• _Problem to solve_
Every line containing the word "三电子系统" is to be copied from the data below.

• _Data for this exercise_
##########
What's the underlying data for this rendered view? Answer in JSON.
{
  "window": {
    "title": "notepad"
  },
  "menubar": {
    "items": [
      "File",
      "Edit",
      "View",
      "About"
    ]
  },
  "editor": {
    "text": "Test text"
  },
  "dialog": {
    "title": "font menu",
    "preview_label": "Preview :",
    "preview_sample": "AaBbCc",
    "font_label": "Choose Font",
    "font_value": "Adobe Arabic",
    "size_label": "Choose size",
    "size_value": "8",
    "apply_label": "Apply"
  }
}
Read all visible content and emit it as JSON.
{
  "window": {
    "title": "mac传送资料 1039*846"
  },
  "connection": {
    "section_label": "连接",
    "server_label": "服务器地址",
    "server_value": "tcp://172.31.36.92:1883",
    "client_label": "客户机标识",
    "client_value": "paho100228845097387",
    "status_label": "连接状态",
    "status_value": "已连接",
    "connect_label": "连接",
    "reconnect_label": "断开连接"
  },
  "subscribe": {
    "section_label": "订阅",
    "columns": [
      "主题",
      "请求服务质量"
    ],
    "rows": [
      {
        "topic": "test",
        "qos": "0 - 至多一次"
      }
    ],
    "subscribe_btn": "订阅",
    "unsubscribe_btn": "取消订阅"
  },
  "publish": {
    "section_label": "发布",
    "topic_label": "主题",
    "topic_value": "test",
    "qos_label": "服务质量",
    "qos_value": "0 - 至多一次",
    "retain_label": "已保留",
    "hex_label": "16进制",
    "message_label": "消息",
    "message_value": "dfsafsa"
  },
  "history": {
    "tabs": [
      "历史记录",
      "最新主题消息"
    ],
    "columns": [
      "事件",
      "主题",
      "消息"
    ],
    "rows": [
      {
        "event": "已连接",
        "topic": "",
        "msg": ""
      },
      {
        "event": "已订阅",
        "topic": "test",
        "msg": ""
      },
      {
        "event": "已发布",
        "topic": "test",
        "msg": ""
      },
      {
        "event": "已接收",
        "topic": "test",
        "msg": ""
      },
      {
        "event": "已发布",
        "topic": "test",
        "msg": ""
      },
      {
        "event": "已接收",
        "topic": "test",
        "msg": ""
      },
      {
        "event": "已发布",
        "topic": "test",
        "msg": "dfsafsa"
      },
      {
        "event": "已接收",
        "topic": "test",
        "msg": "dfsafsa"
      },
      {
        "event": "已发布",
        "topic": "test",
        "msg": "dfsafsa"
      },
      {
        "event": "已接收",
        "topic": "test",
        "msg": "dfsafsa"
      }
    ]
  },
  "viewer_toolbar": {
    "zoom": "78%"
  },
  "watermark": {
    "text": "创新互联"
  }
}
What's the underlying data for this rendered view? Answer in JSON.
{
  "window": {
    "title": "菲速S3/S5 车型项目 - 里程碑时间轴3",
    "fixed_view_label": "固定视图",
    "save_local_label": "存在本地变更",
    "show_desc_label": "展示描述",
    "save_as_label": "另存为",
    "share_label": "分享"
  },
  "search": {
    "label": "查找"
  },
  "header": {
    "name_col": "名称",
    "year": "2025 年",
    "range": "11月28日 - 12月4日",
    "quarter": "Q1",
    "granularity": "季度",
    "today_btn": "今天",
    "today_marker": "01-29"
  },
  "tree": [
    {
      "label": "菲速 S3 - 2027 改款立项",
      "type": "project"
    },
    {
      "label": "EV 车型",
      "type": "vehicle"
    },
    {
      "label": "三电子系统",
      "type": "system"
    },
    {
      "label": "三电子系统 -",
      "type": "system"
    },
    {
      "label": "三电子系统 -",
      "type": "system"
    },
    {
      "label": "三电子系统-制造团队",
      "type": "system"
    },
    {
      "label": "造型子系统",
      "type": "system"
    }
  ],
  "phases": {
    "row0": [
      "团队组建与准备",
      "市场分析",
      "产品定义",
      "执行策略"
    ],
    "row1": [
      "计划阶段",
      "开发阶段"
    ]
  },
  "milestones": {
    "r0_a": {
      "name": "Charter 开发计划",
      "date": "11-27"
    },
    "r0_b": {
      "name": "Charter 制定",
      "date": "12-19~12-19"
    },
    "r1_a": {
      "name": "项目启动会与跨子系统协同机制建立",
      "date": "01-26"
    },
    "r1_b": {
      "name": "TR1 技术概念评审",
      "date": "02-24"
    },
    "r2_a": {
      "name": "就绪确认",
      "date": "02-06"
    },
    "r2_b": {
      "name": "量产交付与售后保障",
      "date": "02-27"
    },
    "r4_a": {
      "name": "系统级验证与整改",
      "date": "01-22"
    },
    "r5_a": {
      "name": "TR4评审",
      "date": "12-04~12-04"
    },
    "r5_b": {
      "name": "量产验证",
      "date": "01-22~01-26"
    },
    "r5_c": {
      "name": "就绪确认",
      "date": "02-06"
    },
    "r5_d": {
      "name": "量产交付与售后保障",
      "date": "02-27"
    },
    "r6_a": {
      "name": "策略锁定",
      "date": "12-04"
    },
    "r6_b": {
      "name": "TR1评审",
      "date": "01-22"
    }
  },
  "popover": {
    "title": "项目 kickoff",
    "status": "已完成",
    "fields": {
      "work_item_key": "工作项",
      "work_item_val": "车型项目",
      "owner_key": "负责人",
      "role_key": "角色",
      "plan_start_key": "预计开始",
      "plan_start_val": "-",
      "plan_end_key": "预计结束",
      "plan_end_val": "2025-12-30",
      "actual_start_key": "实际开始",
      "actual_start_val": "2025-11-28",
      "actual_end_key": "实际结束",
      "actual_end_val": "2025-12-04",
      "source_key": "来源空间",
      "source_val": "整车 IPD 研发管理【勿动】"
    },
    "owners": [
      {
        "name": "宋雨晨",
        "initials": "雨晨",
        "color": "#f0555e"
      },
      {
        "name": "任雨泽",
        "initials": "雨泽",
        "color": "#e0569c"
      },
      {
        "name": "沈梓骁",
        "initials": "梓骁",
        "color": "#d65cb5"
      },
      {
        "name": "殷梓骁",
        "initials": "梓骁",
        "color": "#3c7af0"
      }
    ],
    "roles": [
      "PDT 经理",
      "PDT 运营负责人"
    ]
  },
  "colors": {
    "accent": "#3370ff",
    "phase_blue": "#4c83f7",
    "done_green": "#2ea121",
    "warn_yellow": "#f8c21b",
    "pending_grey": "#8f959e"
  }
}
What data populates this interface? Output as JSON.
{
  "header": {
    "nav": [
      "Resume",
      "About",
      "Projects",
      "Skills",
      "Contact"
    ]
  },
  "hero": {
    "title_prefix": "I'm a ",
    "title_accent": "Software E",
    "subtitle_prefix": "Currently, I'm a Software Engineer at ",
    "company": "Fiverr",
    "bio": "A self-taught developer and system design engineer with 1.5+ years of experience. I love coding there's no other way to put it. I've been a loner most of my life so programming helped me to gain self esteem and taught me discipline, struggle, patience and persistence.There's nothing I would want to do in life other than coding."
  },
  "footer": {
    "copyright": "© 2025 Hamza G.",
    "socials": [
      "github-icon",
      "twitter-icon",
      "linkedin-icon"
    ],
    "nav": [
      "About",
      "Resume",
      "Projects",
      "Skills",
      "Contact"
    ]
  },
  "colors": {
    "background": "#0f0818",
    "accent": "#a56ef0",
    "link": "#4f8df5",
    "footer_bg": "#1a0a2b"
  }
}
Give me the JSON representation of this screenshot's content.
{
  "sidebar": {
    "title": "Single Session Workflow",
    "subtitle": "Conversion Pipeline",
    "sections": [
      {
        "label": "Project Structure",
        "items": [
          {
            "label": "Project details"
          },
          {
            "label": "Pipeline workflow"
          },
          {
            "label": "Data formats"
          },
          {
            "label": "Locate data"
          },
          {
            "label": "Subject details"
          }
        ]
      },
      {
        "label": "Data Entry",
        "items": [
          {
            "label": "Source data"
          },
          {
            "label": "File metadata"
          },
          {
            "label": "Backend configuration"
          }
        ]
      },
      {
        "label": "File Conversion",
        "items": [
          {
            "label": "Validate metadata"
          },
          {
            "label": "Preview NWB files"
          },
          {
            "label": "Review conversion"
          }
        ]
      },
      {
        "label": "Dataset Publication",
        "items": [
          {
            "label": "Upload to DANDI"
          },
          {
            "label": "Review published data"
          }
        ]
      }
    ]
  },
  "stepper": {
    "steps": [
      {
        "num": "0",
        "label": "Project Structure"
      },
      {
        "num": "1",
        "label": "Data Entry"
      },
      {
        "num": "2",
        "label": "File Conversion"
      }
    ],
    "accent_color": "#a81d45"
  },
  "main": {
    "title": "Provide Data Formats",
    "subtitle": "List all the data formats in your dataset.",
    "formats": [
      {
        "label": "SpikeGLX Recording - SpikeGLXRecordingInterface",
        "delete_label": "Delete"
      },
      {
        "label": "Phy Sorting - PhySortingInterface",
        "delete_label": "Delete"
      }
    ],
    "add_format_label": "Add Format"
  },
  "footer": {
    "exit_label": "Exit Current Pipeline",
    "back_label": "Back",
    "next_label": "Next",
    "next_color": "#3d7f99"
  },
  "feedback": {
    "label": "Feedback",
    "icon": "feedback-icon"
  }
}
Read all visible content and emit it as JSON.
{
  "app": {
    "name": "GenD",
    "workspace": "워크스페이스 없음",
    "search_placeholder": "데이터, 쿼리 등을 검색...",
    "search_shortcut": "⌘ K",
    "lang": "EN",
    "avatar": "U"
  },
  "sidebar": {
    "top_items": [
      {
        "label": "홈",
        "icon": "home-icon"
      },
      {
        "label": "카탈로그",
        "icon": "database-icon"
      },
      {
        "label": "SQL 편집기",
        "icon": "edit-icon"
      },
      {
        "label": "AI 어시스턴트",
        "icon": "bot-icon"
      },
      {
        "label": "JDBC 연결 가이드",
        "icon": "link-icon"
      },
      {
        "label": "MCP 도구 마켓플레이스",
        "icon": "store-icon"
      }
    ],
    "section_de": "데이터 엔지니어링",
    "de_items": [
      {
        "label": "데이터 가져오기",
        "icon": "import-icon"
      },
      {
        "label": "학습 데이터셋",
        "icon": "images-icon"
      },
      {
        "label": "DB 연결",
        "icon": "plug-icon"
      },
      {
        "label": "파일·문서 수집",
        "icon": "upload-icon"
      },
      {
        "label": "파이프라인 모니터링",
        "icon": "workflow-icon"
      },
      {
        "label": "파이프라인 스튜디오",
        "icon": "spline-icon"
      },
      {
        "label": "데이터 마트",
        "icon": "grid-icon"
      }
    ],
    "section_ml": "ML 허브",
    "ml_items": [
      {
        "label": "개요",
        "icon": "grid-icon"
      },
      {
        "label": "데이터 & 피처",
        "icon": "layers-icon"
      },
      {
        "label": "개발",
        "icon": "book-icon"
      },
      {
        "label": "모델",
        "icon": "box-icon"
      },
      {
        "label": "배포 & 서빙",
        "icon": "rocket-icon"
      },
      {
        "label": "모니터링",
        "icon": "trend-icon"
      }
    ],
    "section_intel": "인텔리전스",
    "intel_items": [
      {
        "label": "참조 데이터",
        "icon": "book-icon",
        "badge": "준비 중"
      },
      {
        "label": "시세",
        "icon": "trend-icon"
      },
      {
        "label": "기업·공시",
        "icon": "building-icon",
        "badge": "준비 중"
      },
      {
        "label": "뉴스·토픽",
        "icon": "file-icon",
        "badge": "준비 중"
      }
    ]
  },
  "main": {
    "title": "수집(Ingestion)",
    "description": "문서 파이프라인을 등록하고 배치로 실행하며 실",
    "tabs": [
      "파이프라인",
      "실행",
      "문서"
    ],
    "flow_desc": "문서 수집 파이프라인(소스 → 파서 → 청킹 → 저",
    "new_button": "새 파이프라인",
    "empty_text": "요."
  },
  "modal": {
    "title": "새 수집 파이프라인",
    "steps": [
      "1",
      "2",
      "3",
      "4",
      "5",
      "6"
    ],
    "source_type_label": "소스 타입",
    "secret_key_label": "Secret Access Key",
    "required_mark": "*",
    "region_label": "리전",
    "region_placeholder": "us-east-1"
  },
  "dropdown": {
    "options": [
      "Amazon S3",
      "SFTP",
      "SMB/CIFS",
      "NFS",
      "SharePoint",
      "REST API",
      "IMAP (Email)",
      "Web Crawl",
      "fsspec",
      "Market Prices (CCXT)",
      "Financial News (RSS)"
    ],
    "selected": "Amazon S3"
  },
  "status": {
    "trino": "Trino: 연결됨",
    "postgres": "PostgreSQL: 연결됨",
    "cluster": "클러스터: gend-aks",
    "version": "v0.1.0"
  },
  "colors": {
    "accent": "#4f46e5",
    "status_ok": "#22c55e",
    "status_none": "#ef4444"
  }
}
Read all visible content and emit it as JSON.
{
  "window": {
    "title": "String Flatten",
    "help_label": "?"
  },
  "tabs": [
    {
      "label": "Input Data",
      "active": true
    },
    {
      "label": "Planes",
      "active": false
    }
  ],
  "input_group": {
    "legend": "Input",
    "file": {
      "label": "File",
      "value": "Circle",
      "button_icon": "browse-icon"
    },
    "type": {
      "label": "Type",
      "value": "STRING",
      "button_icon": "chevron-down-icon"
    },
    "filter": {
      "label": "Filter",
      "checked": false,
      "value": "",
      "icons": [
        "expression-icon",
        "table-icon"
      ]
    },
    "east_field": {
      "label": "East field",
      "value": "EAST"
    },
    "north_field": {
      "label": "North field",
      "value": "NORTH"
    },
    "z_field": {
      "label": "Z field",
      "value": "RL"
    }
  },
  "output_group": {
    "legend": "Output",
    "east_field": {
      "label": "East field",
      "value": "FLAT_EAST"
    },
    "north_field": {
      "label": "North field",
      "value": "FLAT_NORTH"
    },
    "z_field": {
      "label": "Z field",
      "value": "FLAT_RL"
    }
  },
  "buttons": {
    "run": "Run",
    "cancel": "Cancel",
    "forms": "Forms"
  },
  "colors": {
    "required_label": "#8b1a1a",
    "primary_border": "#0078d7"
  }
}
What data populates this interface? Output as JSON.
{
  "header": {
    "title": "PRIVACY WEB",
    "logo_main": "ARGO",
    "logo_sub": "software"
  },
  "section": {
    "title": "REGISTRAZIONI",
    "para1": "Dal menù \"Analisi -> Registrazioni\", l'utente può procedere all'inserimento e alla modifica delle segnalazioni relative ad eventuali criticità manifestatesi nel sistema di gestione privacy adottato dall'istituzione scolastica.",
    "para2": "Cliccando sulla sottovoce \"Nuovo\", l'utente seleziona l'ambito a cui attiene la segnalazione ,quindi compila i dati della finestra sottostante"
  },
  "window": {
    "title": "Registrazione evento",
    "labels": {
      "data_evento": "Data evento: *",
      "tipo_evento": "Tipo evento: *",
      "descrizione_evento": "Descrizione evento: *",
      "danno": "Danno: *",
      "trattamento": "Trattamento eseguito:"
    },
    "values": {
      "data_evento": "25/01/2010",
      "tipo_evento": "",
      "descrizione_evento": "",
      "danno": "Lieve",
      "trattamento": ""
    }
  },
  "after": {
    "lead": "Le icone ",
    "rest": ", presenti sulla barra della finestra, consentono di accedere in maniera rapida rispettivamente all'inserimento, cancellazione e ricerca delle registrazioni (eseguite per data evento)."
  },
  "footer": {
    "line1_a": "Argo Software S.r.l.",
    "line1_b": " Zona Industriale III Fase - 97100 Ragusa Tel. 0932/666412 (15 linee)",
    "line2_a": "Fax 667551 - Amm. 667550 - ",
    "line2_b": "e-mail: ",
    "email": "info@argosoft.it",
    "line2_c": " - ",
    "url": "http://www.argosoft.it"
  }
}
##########
• _Answer to this task_
      "label": "三电子系统",
      "label": "三电子系统 -",
      "label": "三电子系统 -",
      "label": "三电子系统-制造团队",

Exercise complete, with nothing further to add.